Your task is to write out all of the records once more, exactly.

------ Source material

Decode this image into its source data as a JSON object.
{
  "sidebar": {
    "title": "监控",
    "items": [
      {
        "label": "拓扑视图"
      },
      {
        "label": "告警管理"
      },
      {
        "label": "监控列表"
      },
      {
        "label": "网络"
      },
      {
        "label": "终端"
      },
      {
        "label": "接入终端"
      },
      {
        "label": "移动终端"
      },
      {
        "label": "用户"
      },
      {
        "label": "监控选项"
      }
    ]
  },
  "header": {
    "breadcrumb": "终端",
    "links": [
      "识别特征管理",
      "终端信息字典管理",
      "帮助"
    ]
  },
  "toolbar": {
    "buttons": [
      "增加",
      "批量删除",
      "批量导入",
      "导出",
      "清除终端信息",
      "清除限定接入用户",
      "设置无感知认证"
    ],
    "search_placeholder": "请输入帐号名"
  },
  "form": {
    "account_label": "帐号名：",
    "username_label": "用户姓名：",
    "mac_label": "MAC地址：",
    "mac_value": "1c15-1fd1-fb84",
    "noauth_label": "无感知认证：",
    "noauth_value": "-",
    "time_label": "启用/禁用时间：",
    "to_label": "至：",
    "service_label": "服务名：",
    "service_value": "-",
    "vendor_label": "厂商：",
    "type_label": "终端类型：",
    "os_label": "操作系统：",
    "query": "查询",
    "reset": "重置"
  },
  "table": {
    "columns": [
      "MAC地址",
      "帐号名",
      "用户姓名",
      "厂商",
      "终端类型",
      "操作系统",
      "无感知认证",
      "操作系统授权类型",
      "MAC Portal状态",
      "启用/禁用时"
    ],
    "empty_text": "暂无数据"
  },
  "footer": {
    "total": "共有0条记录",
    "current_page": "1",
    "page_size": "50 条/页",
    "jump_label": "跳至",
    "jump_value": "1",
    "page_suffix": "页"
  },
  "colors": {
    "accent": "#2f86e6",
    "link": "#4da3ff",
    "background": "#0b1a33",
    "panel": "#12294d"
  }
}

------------

Output for this task -
Decode this image into its source data as a JSON object.
{
  "sidebar": {
    "title": "监控",
    "items": [
      {
        "label": "拓扑视图"
      },
      {
        "label": "告警管理"
      },
      {
        "label": "监控列表"
      },
      {
        "label": "网络"
      },
      {
        "label": "终端"
      },
      {
        "label": "接入终端"
      },
      {
        "label": "移动终端"
      },
      {
        "label": "用户"
      },
      {
        "label": "监控选项"
      }
    ]
  },
  "header": {
    "breadcrumb": "终端",
    "links": [
      "识别特征管理",
      "终端信息字典管理",
      "帮助"
    ]
  },
  "toolbar": {
    "buttons": [
      "增加",
      "批量删除",
      "批量导入",
      "导出",
      "清除终端信息",
      "清除限定接入用户",
      "设置无感知认证"
    ],
    "search_placeholder": "请输入帐号名"
  },
  "form": {
    "account_label": "帐号名：",
    "username_label": "用户姓名：",
    "mac_label": "MAC地址：",
    "mac_value": "1c15-1fd1-fb84",
    "noauth_label": "无感知认证：",
    "noauth_value": "-",
    "time_label": "启用/禁用时间：",
    "to_label": "至：",
    "service_label": "服务名：",
    "service_value": "-",
    "vendor_label": "厂商：",
    "type_label": "终端类型：",
    "os_label": "操作系统：",
    "query": "查询",
    "reset": "重置"
  },
  "table": {
    "columns": [
      "MAC地址",
      "帐号名",
      "用户姓名",
      "厂商",
      "终端类型",
      "操作系统",
      "无感知认证",
      "操作系统授权类型",
      "MAC Portal状态",
      "启用/禁用时"
    ],
    "empty_text": "暂无数据"
  },
  "footer": {
    "total": "共有0条记录",
    "current_page": "1",
    "page_size": "50 条/页",
    "jump_label": "跳至",
    "jump_value": "1",
    "page_suffix": "页"
  },
  "colors": {
    "accent": "#2f86e6",
    "link": "#4da3ff",
    "background": "#0b1a33",
    "panel": "#12294d"
  }
}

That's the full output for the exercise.